Start of Provided information

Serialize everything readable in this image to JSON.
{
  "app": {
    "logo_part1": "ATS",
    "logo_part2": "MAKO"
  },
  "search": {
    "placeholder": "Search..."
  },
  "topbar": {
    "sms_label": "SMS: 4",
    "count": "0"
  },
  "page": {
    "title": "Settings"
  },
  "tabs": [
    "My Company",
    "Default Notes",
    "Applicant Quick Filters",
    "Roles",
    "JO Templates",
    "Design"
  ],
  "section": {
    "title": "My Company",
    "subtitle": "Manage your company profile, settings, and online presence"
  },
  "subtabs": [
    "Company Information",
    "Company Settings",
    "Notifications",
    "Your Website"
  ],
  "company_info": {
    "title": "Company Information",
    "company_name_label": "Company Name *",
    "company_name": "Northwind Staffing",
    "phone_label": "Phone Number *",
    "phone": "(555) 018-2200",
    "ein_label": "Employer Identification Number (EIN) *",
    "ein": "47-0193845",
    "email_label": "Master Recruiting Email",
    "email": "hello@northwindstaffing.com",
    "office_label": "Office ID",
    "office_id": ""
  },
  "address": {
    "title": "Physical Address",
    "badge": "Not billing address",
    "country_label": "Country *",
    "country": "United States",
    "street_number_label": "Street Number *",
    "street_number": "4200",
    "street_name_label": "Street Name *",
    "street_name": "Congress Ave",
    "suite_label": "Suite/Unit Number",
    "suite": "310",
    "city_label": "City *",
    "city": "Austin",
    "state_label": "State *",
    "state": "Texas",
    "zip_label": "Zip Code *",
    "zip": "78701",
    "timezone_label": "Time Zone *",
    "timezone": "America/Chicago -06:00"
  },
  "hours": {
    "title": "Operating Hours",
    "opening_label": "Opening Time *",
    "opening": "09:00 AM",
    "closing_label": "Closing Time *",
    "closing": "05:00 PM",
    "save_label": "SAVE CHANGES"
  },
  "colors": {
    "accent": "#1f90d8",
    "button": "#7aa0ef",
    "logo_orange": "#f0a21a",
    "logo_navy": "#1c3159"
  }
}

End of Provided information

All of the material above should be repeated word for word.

> _Result for this task_:
Serialize everything readable in this image to JSON.
{
  "app": {
    "logo_part1": "ATS",
    "logo_part2": "MAKO"
  },
  "search": {
    "placeholder": "Search..."
  },
  "topbar": {
    "sms_label": "SMS: 4",
    "count": "0"
  },
  "page": {
    "title": "Settings"
  },
  "tabs": [
    "My Company",
    "Default Notes",
    "Applicant Quick Filters",
    "Roles",
    "JO Templates",
    "Design"
  ],
  "section": {
    "title": "My Company",
    "subtitle": "Manage your company profile, settings, and online presence"
  },
  "subtabs": [
    "Company Information",
    "Company Settings",
    "Notifications",
    "Your Website"
  ],
  "company_info": {
    "title": "Company Information",
    "company_name_label": "Company Name *",
    "company_name": "Northwind Staffing",
    "phone_label": "Phone Number *",
    "phone": "(555) 018-2200",
    "ein_label": "Employer Identification Number (EIN) *",
    "ein": "47-0193845",
    "email_label": "Master Recruiting Email",
    "email": "hello@northwindstaffing.com",
    "office_label": "Office ID",
    "office_id": ""
  },
  "address": {
    "title": "Physical Address",
    "badge": "Not billing address",
    "country_label": "Country *",
    "country": "United States",
    "street_number_label": "Street Number *",
    "street_number": "4200",
    "street_name_label": "Street Name *",
    "street_name": "Congress Ave",
    "suite_label": "Suite/Unit Number",
    "suite": "310",
    "city_label": "City *",
    "city": "Austin",
    "state_label": "State *",
    "state": "Texas",
    "zip_label": "Zip Code *",
    "zip": "78701",
    "timezone_label": "Time Zone *",
    "timezone": "America/Chicago -06:00"
  },
  "hours": {
    "title": "Operating Hours",
    "opening_label": "Opening Time *",
    "opening": "09:00 AM",
    "closing_label": "Closing Time *",
    "closing": "05:00 PM",
    "save_label": "SAVE CHANGES"
  },
  "colors": {
    "accent": "#1f90d8",
    "button": "#7aa0ef",
    "logo_orange": "#f0a21a",
    "logo_navy": "#1c3159"
  }
}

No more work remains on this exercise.